"There was-a very particular reason
why I shouldn't miss it." he went on
placidly, ignoring her tone. "I wanted
to finish cut w hnt I was saying to yon
night before last en the Gregorys
piazza when that idled: of a Benson
came out and interrupted us."
A wave of color surged into the girl's
cheek. Her noso went up in the air a
fraction of an inch.
"Under the circumstances." said she,
"considering the fact that I have just
rescued you from a rather trying sit
uation, it seems to me no gentleman
would take advantage" '
Goodhue moved closer to her.
"Xo gentleman would have missed
his appointment-with you this morn
ing." said he. "Therefore I am no
gentleman. Following out the same

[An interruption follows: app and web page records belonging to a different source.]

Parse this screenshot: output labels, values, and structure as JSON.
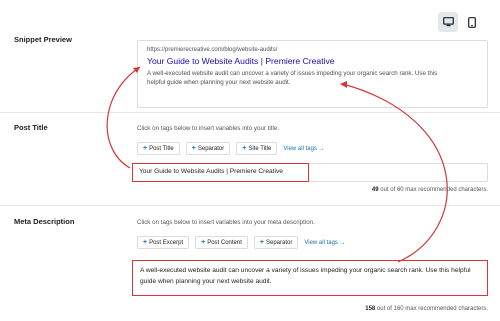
{
  "device_toggle": {
    "desktop_icon": "desktop-icon",
    "mobile_icon": "mobile-icon"
  },
  "snippet_preview": {
    "label": "Snippet Preview",
    "url": "https://premierecreative.com/blog/website-audits/",
    "title": "Your Guide to Website Audits | Premiere Creative",
    "description": "A well-executed website audit can uncover a variety of issues impeding your organic search rank. Use this helpful guide when planning your next website audit."
  },
  "post_title": {
    "label": "Post Title",
    "hint": "Click on tags below to insert variables into your title.",
    "tags": [
      {
        "label": "Post Title"
      },
      {
        "label": "Separator"
      },
      {
        "label": "Site Title"
      }
    ],
    "view_all": "View all tags →",
    "value": "Your Guide to Website Audits  | Premiere Creative",
    "count_current": "49",
    "count_text": "out of 60 max recommended characters."
  },
  "meta_description": {
    "label": "Meta Description",
    "hint": "Click on tags below to insert variables into your meta description.",
    "tags": [
      {
        "label": "Post Excerpt"
      },
      {
        "label": "Post Content"
      },
      {
        "label": "Separator"
      }
    ],
    "view_all": "View all tags →",
    "value": "A well-executed website audit can uncover a variety of issues impeding your organic search rank. Use this helpful guide when planning your next website audit.",
    "count_current": "158",
    "count_text": "out of 160 max recommended characters."
  },
  "colors": {
    "link": "#1a0dab",
    "accent": "#2271b1",
    "highlight": "#d63638"
  }
}
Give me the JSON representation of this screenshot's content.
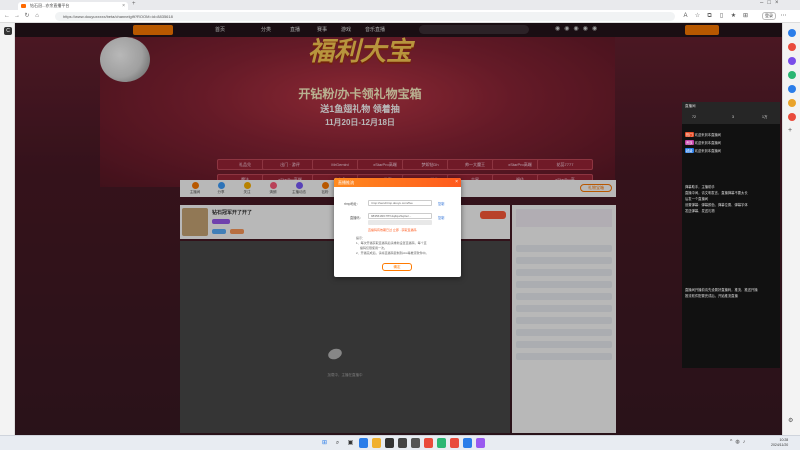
{
  "browser": {
    "tab_title": "钻石冠...亦余直播平台",
    "url": "https://www.douyuxxxxx/beta/channelgift?ROOM=id=8835618",
    "login_label": "登录"
  },
  "site_nav": {
    "items": [
      "首页",
      "分类",
      "直播",
      "赛事",
      "游戏",
      "音乐直播"
    ]
  },
  "hero": {
    "title": "福利大宝",
    "subtitle1": "开钻粉/办卡领礼物宝箱",
    "subtitle2": "送1鱼翅礼物 领着抽",
    "date": "11月20日-12月18日",
    "chips": [
      "礼品兑",
      "出门 · 游评",
      "MrGemini",
      "xStarPro高端",
      "梦如钻Dh",
      "帅一大魔王",
      "xStarPro高端",
      "花蕊7777",
      "魔法",
      "xStarPro高端",
      "小白兔",
      "HK游宪",
      "DYG游佳",
      "吉星",
      "福佳",
      "xStarPro高"
    ]
  },
  "stream": {
    "toolbar_icons": [
      "主播间",
      "分享",
      "关注",
      "清朗",
      "主播动态",
      "钻粉",
      "排行",
      "弹幕",
      "贡献",
      "更多",
      "礼物"
    ],
    "gift_button": "礼物宝箱",
    "streamer_name": "钻石冠军开了开了",
    "video_hint": "加载中，主播在直播中"
  },
  "dialog": {
    "title": "直播推流",
    "label_rtmp": "rtmp地址：",
    "value_rtmp": "rtmp://sendrtmp.douyu.com/live",
    "copy1": "复制",
    "label_key": "直播码：",
    "value_key": "9835618rb7fTh4qZqwSq3ez...",
    "copy2": "复制",
    "note_warn": "直播码有效期已过 立即 · 获取直播码",
    "note_head": "提示：",
    "note1": "1、每次开播获取直播码后请重新设置直播码，每个直",
    "note1b": "播码仅限使用一次。",
    "note2": "2、开播完成后，请将直播码复制到obs等推流软件中。",
    "ok": "确定"
  },
  "side_panel": {
    "title": "直播间",
    "stats": [
      "72",
      "3",
      "1万"
    ],
    "messages": [
      {
        "tag": "热门",
        "color": "#e8502a",
        "text": "欢迎来到本直播间"
      },
      {
        "tag": "贵族",
        "color": "#c23fa8",
        "text": "欢迎来到本直播间"
      },
      {
        "tag": "超级",
        "color": "#2a7de8",
        "text": "欢迎来到本直播间"
      }
    ],
    "notice": [
      "弹幕助手，主播助手",
      "直播中间，请文明发言，直播弹幕不要太长",
      "后发一个直播间",
      "设置弹幕：弹幕颜色、弹幕位置、弹幕字体",
      "发送弹幕、发送礼物"
    ],
    "footer": [
      "直播间开播前请先设置好直播码，推流、推送开播",
      "推流软件配置完成后，开始推流直播"
    ]
  },
  "taskbar": {
    "time": "10:28",
    "date": "2024/11/20"
  }
}
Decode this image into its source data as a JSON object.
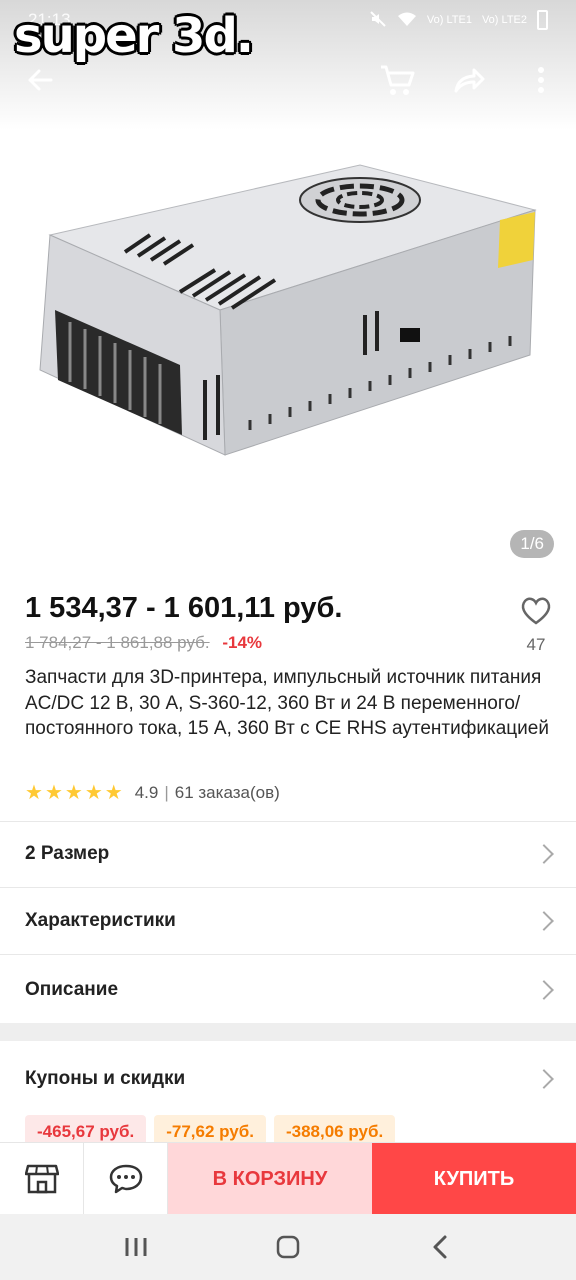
{
  "status_bar": {
    "time": "21:13",
    "sim1": "Vo) LTE1",
    "sim2": "Vo) LTE2"
  },
  "watermark": "super 3d.",
  "toolbar": {
    "back_icon": "arrow-left-icon",
    "cart_icon": "cart-icon",
    "share_icon": "share-icon",
    "more_icon": "more-vertical-icon"
  },
  "gallery": {
    "indicator": "1/6"
  },
  "product": {
    "price_range": "1 534,37 - 1 601,11 руб.",
    "old_price_range": "1 784,27 - 1 861,88 руб.",
    "discount": "-14%",
    "wishlist_count": "47",
    "title": "Запчасти для 3D-принтера, импульсный источник питания AC/DC 12 В, 30 А, S-360-12, 360 Вт и 24 В переменного/постоянного тока, 15 А, 360 Вт с CE RHS аутентификацией",
    "rating": "4.9",
    "rating_stars": 5,
    "orders": "61 заказа(ов)"
  },
  "rows": {
    "size": "2 Размер",
    "specs": "Характеристики",
    "description": "Описание",
    "coupons": "Купоны и скидки"
  },
  "coupons": [
    "-465,67 руб.",
    "-77,62 руб.",
    "-388,06 руб."
  ],
  "actions": {
    "add_to_cart": "В КОРЗИНУ",
    "buy": "КУПИТЬ"
  },
  "colors": {
    "accent": "#ff4747",
    "discount": "#e8383d",
    "star": "#ffc933"
  }
}
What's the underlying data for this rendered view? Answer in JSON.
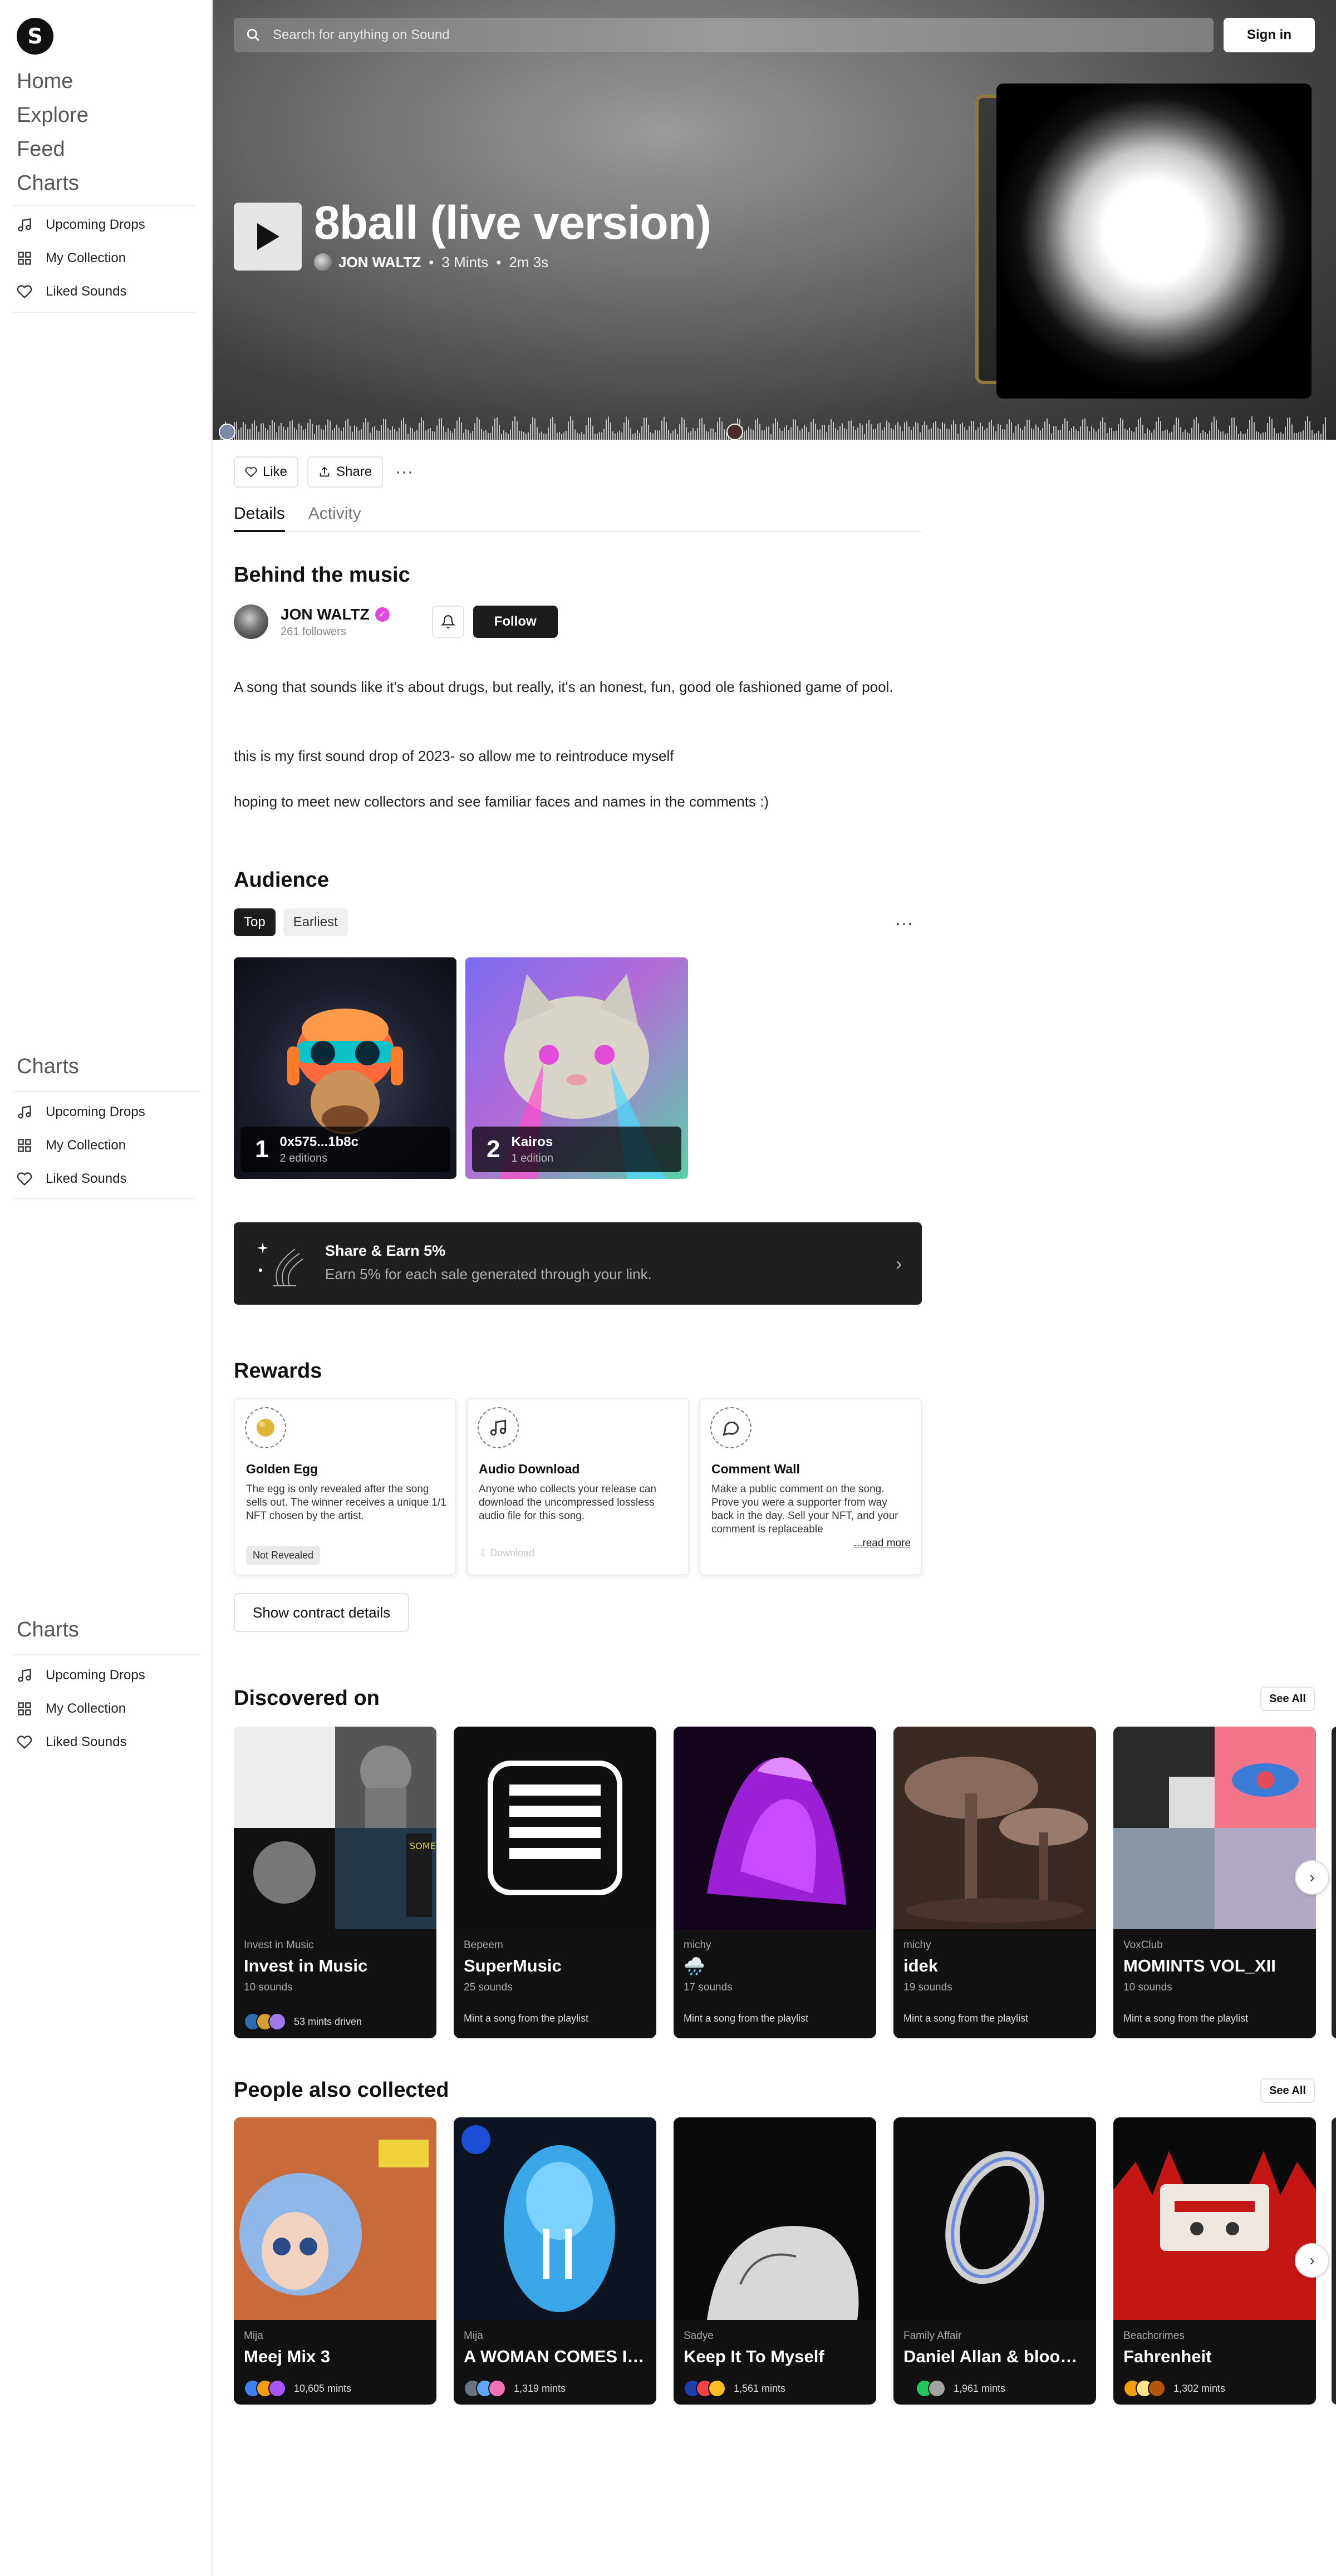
{
  "sidebar": {
    "logo": "S",
    "main_nav": [
      "Home",
      "Explore",
      "Feed",
      "Charts"
    ],
    "section_title": "Charts",
    "items": [
      {
        "label": "Upcoming Drops",
        "icon": "music-note-icon"
      },
      {
        "label": "My Collection",
        "icon": "grid-icon"
      },
      {
        "label": "Liked Sounds",
        "icon": "heart-icon"
      }
    ]
  },
  "header": {
    "search_placeholder": "Search for anything on Sound",
    "signin_label": "Sign in"
  },
  "track": {
    "title": "8ball (live version)",
    "artist": "JON WALTZ",
    "mints": "3 Mints",
    "duration": "2m 3s"
  },
  "actions": {
    "like_label": "Like",
    "share_label": "Share",
    "more_label": "···"
  },
  "tabs": [
    {
      "label": "Details",
      "active": true
    },
    {
      "label": "Activity",
      "active": false
    }
  ],
  "behind": {
    "heading": "Behind the music",
    "artist_name": "JON WALTZ",
    "followers": "261 followers",
    "follow_label": "Follow",
    "paragraphs": [
      "A song that sounds like it's about drugs, but really, it's an honest, fun,  good ole fashioned game of pool.",
      "this is my first sound drop of 2023- so allow me to reintroduce myself",
      "hoping to meet new collectors and see familiar faces and names in the comments :)"
    ]
  },
  "audience": {
    "heading": "Audience",
    "filters": [
      "Top",
      "Earliest"
    ],
    "collectors": [
      {
        "rank": "1",
        "name": "0x575...1b8c",
        "editions": "2 editions"
      },
      {
        "rank": "2",
        "name": "Kairos",
        "editions": "1 edition"
      }
    ]
  },
  "share_earn": {
    "title": "Share & Earn 5%",
    "subtitle": "Earn 5% for each sale generated through your link."
  },
  "rewards": {
    "heading": "Rewards",
    "items": [
      {
        "title": "Golden Egg",
        "desc": "The egg is only revealed after the song sells out. The winner receives a unique 1/1 NFT chosen by the artist.",
        "badge": "Not Revealed"
      },
      {
        "title": "Audio Download",
        "desc": "Anyone who collects your release can download the uncompressed lossless audio file for this song.",
        "action": "Download"
      },
      {
        "title": "Comment Wall",
        "desc": "Make a public comment on the song. Prove you were a supporter from way back in the day. Sell your NFT, and your comment is replaceable",
        "more": "...read more"
      }
    ],
    "contract_label": "Show contract details"
  },
  "discovered": {
    "heading": "Discovered on",
    "see_all": "See All",
    "playlists": [
      {
        "curator": "Invest in Music",
        "title": "Invest in Music",
        "count": "10 sounds",
        "footer": "53 mints driven"
      },
      {
        "curator": "Bepeem",
        "title": "SuperMusic",
        "count": "25 sounds",
        "footer": "Mint a song from the playlist"
      },
      {
        "curator": "michy",
        "title": "🌧️",
        "count": "17 sounds",
        "footer": "Mint a song from the playlist"
      },
      {
        "curator": "michy",
        "title": "idek",
        "count": "19 sounds",
        "footer": "Mint a song from the playlist"
      },
      {
        "curator": "VoxClub",
        "title": "MOMINTS VOL_XII",
        "count": "10 sounds",
        "footer": "Mint a song from the playlist"
      }
    ]
  },
  "also_collected": {
    "heading": "People also collected",
    "see_all": "See All",
    "songs": [
      {
        "artist": "Mija",
        "title": "Meej Mix 3",
        "mints": "10,605 mints"
      },
      {
        "artist": "Mija",
        "title": "A WOMAN COMES INT...",
        "mints": "1,319 mints"
      },
      {
        "artist": "Sadye",
        "title": "Keep It To Myself",
        "mints": "1,561 mints"
      },
      {
        "artist": "Family Affair",
        "title": "Daniel Allan & bloody ...",
        "mints": "1,961 mints"
      },
      {
        "artist": "Beachcrimes",
        "title": "Fahrenheit",
        "mints": "1,302 mints"
      }
    ]
  },
  "colors": {
    "accent": "#1c1c1c",
    "verified": "#e24bd8",
    "hero_bg": "#6f6f6f"
  }
}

course of logic, the fact that I am no
gentleman absolves me from playing
the gentleman's part of silence Just
now. I will take the tiller, Helen."
He took it. The girl began hastily
trimming the sheet.
"I am going to finish out that pro
posal," he declared. "If you won't
listen to me I shall refuse to be
saved. I shall return to the power
boat and trust myself to the mercies
of these treacherous waters," he end-
Pfl looking tragically at the ouiet sea
"P.osides which," he went on, "kind
ly reiombor that I have had no break
fast. Will you listen?"
The girl turned to him with flushed
face, but her eyes were shining.
"You certainly must have thnt break
fast." she chuckled. "Go ahead. I am
Biliousness and Constipation.
For years I Was troubled with bil
iousness and constipation, which made
life miserable for me. My appotile
failed me. I lost my usual force and
vitality. Pepsin preparations and ca
thartics only made matters worse. I
do not know where I should have
been today had I not tried Chamber
lain's Stomach and Liver Tablets.
The tablets relieve the ill feeling at
once, strengthen the digestive func
tions, helping the system to do its
work naturally. Mrs. Rosa Polts,
Birmingham, Ala. Those tablets are
for sale by all druggists.